Also, my grandmother was a healer and worked in the Howard Johnson. She would talk to my mother about her grandson who worked out there pumping gas. Finally my dad built up the courage after about a year to go in and ask for a scoop of ice cream. My mother gave him the cone and a wink, and that’s how it all began.
The character of Cicero the raven is fascinating because it combines elements of myth, biblical imagery, and Native American legend. Can you talk about the shape-shifting aspects of the bird?
First, did you look at the cover?
Yes, I loved the image of the raven holding the “o” because it references something in the book.
Now take the dust jacket off.
Oh, look – the “o” is missing from the title!
Now turn the book over.
And there it is in Cicero’s beak! What a great cover!
Yes, I was thrilled with that.
Have you had many encounters with ravens?
I’ve always loved birds. Originally Cicero was going to be a crow, but I did some research and found out that ravens are smarter. So I talked with some ornithologists and spent a day with a man who rehabilitated large birds, especially ravens. He and some other birders had some good stories to share with me.
Religion, faith, doubt, and healing are all themes in this book. Can you tell me about your own background that led you to write with these motifs in mind?
All through high school I thought I was going to be a minister. I was raised in a very religious family. It was Methodist. It seemed the safest and most logical thing to do with my love of language and what I enjoyed about the church. But then I went to college and I realized how confining that was. So now I’m not a Christian. Which is the funny thing about this book – when it went up for approval with the publishing board, one person’s opinion was that it was too Christian. So in a way that’s a compliment, especially in the way I rendered the character of Ada. But I did go back and think about a way to create some distance through the introduction of doubt.
I was especially taken with the scene where Ada has a “burning bush” vision in the woods. As an ecofeminist theologian, the connection between the feminine, religion, and nature was something that really resonated with me. Can you speak to that intersection?
Church for me is in the woods. Trying to be awake to the beauty and grandeur of it all is something that I think we all need to try to practice. Sitting still in the woods is a kind of religious act.
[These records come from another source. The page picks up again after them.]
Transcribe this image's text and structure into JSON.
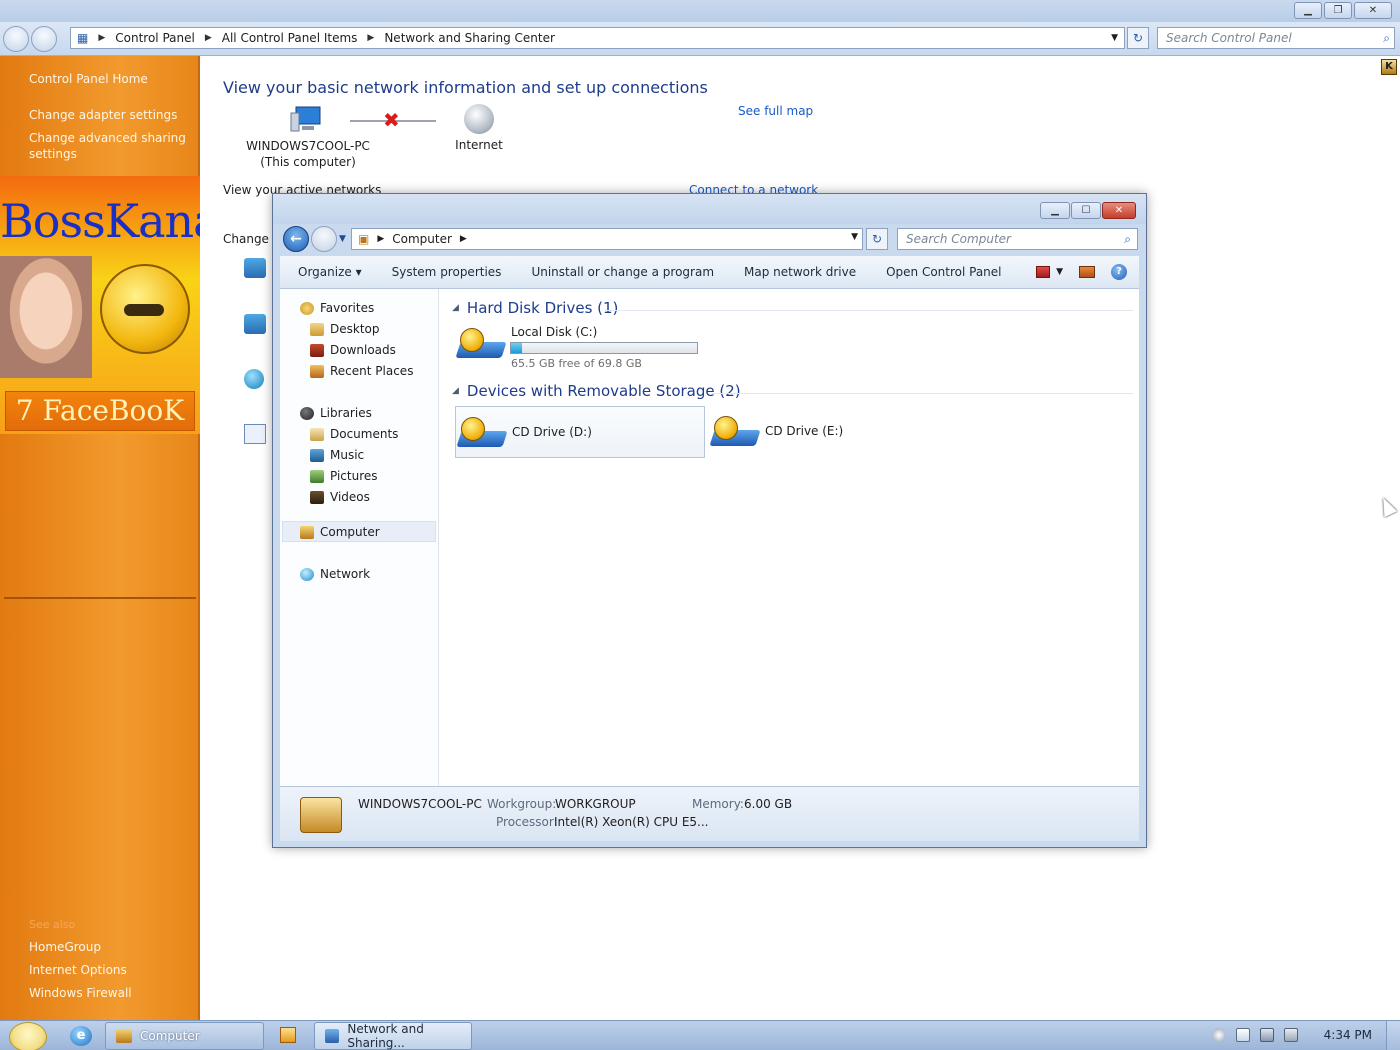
{
  "background_window": {
    "breadcrumbs": [
      "Control Panel",
      "All Control Panel Items",
      "Network and Sharing Center"
    ],
    "search_placeholder": "Search Control Panel",
    "left_nav": {
      "home": "Control Panel Home",
      "adapter": "Change adapter settings",
      "sharing_line1": "Change advanced sharing",
      "sharing_line2": "settings",
      "see_also": "See also",
      "homegroup": "HomeGroup",
      "internet_options": "Internet Options",
      "firewall": "Windows Firewall"
    },
    "promo": {
      "title": "BossKanae",
      "banner": "7 FaceBooK"
    },
    "main": {
      "heading": "View your basic network information and set up connections",
      "see_full_map": "See full map",
      "computer_name": "WINDOWS7COOL-PC",
      "computer_sub": "(This computer)",
      "internet": "Internet",
      "view_active": "View your active networks",
      "connect": "Connect to a network",
      "change": "Change y"
    }
  },
  "computer_window": {
    "address_crumb": "Computer",
    "search_placeholder": "Search Computer",
    "commands": [
      "Organize",
      "System properties",
      "Uninstall or change a program",
      "Map network drive",
      "Open Control Panel"
    ],
    "organize_caret": "▾",
    "nav": {
      "favorites": "Favorites",
      "desktop": "Desktop",
      "downloads": "Downloads",
      "recent": "Recent Places",
      "libraries": "Libraries",
      "documents": "Documents",
      "music": "Music",
      "pictures": "Pictures",
      "videos": "Videos",
      "computer": "Computer",
      "network": "Network"
    },
    "groups": {
      "hdd": "Hard Disk Drives (1)",
      "removable": "Devices with Removable Storage (2)"
    },
    "drives": {
      "c_name": "Local Disk (C:)",
      "c_free": "65.5 GB free of 69.8 GB",
      "c_used_fraction": 0.06,
      "d_name": "CD Drive (D:)",
      "e_name": "CD Drive (E:)"
    },
    "details": {
      "name": "WINDOWS7COOL-PC",
      "workgroup_label": "Workgroup:",
      "workgroup": "WORKGROUP",
      "memory_label": "Memory:",
      "memory": "6.00 GB",
      "processor_label": "Processor:",
      "processor": "Intel(R) Xeon(R) CPU E5..."
    }
  },
  "taskbar": {
    "computer_btn": "Computer",
    "network_btn": "Network and Sharing...",
    "time": "4:34 PM"
  }
}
To be able to write about that was a huge risk. I wasn’t sure if it was going to work or not, so I’m glad it did for you.
What audiences have been interested in Fire Is Your Water?
The readership has been pretty wide. People who know that area of Pennsylvania like the book. Also people who are interested in faith and religion, but not having pat answers. I’ve had some luck with book clubs and festivals. People who love birds also like the book. And readers who lived in the 50s have said the book resonated with them.
I’d thought about recommending it for church reading groups, but there is a bit of salty language sprinkled throughout.
That’s true. You could say – “Recommended for church groups as long as they can tolerate a bird that swears”!
Is there anything else you would like people to know about the book?
One reader said to me, “They don’t make this type of book anymore.” I think it’s partly because it’s a love story, but also because of the magical realism as well. And people have been interested in the family connections, because Ada is based on my great-grandmother Ida, who was a healer. The story of the healing of the cow, for example, that was a family gem that happened before I was born. And when Ada heals an epileptic – that was a family story as well. One of the reasons I went to fiction is so I could use these stories.
For me, the book is a love song to that area of the Cumberland Valley. It’s my family home, and area that I still love – the mountain-valley region of south-central Pennsylvania.
Leah D. Schade is the Assistant Professor of Preaching and Worship at Lexington Theological Seminary (Kentucky) and author of the book Creation-Crisis Preaching: Ecology, Theology, and the Pulpit (Chalice Press, 2015).